There is no added benefit or advantage anyways

Okay that makes sense thank you.

It all matters on what your desired result is. Using just floor will round down and ceil will round up.

Though, ceil(num-.5) is the same as floor(num+.5)

Both of these act as classical rounding (to the nearest integer.)

Why not just use math.round() instead of math.floor() + 0.5 or math.ceil() - 0.5?

Not sure why are you necroposting a topic that was posted six months before `math.round`

was added, the date this was posted is Feb 2020 and `math.round`

was introduced in Aug 2020.

Also `math.round`

is not recommended for geometric snapping.

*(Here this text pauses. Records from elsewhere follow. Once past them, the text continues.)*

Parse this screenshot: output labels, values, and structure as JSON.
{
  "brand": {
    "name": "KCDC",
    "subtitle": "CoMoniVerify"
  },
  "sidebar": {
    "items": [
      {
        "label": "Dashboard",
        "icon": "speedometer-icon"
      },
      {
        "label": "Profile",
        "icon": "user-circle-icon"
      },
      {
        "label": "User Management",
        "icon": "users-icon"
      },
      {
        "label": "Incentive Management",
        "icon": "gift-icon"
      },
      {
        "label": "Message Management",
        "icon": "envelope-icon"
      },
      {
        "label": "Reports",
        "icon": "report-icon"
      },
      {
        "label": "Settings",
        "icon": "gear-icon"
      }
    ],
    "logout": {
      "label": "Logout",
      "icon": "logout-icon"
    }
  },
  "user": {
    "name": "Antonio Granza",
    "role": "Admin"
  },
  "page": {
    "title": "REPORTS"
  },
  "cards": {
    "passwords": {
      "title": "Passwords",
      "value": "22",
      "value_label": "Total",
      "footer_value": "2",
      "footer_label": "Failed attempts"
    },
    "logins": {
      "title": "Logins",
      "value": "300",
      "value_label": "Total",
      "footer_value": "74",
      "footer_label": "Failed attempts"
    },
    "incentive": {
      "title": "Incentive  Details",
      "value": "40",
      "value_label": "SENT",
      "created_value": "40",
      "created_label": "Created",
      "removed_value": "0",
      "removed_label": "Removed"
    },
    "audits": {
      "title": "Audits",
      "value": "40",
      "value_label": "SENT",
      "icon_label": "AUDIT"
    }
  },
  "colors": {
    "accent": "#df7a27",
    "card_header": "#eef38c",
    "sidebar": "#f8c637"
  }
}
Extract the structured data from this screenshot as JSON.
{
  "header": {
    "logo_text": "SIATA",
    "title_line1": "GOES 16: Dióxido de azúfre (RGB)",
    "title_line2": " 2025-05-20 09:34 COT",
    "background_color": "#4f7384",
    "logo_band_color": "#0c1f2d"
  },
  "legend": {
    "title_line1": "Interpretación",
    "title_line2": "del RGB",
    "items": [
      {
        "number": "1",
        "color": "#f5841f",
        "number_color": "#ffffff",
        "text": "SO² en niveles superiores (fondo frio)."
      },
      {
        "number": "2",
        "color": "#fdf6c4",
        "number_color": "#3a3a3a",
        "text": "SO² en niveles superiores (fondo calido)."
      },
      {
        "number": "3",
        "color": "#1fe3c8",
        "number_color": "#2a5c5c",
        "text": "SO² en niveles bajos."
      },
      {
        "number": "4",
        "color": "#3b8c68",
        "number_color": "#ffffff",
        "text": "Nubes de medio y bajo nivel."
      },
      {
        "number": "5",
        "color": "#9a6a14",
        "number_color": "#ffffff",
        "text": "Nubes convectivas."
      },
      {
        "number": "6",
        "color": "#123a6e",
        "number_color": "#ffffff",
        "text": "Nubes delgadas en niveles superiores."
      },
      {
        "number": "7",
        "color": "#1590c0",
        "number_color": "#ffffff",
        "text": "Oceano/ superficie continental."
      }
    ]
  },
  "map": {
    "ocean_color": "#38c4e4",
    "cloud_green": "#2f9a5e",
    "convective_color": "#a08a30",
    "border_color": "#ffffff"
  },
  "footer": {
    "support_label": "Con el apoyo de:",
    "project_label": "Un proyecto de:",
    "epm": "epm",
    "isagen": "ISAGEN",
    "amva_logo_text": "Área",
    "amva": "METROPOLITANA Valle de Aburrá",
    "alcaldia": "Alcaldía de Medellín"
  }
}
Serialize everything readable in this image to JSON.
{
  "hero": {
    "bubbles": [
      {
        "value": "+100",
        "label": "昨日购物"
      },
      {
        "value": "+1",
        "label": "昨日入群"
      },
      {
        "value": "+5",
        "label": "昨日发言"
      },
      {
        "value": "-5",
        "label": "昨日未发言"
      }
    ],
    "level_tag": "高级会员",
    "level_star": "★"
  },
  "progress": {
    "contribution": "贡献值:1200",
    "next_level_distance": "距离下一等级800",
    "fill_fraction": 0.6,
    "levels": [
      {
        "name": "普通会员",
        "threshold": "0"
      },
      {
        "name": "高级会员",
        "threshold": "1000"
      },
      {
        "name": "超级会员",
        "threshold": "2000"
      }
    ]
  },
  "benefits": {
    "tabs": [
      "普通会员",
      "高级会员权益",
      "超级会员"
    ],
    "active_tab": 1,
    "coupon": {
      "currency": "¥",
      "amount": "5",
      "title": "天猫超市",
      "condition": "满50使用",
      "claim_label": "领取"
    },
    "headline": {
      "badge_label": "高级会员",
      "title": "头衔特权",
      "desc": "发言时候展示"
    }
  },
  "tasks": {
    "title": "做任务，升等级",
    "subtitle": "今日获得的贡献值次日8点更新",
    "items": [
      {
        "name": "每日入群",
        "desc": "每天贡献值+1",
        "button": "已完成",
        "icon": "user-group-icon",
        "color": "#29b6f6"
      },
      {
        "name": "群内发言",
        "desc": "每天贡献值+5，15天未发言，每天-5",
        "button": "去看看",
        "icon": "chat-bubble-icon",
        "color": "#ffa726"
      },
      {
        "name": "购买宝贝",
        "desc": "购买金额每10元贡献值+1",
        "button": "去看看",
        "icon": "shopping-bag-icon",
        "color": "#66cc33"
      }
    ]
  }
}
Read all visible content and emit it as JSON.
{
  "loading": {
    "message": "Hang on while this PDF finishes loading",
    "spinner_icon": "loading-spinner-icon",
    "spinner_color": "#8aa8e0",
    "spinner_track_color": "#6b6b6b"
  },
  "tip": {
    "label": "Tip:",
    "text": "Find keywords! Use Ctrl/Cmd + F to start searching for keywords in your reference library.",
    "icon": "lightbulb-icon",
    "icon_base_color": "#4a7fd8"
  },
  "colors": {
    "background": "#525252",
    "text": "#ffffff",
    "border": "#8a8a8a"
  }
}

As many people have mentioned it is so it rounds. Personally I never use math.floor for rounding because it only rounds down, so just use math.round to round up or down (and I’m pretty sure math.ceil is to round up)

Alright, although I didn’t know there was a post about math.round() not being helpful in this scenario.